* Records excerpted from a collection:
»»
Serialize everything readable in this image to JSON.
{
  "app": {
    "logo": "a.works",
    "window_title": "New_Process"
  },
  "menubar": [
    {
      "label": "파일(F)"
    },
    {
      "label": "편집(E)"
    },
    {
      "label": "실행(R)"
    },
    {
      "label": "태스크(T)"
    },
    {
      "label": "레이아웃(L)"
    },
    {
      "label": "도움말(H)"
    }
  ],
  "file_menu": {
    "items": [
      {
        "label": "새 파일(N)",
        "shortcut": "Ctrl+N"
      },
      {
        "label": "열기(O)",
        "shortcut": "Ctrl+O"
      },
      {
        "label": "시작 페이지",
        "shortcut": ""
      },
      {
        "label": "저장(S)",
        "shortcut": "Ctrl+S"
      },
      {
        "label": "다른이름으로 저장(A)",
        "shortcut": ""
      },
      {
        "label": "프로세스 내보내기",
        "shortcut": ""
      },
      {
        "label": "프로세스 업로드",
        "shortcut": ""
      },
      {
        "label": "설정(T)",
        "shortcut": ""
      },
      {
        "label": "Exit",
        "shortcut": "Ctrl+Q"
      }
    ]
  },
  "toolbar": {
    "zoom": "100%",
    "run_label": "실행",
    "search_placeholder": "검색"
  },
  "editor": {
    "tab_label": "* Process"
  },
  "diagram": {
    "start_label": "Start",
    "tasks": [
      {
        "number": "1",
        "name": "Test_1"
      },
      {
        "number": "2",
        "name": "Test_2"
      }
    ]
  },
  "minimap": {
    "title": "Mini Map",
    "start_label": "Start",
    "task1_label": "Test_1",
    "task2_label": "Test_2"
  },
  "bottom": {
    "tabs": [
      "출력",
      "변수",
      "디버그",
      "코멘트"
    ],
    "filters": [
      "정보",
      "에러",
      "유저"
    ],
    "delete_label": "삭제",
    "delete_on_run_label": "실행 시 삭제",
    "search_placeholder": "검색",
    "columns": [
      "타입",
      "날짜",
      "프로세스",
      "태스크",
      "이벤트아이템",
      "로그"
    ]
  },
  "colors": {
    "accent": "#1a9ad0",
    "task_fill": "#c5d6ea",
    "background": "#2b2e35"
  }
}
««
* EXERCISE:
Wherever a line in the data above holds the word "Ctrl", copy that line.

* ANSWER BELOW:
        "shortcut": "Ctrl+N"
        "shortcut": "Ctrl+O"
        "shortcut": "Ctrl+S"
        "shortcut": "Ctrl+Q"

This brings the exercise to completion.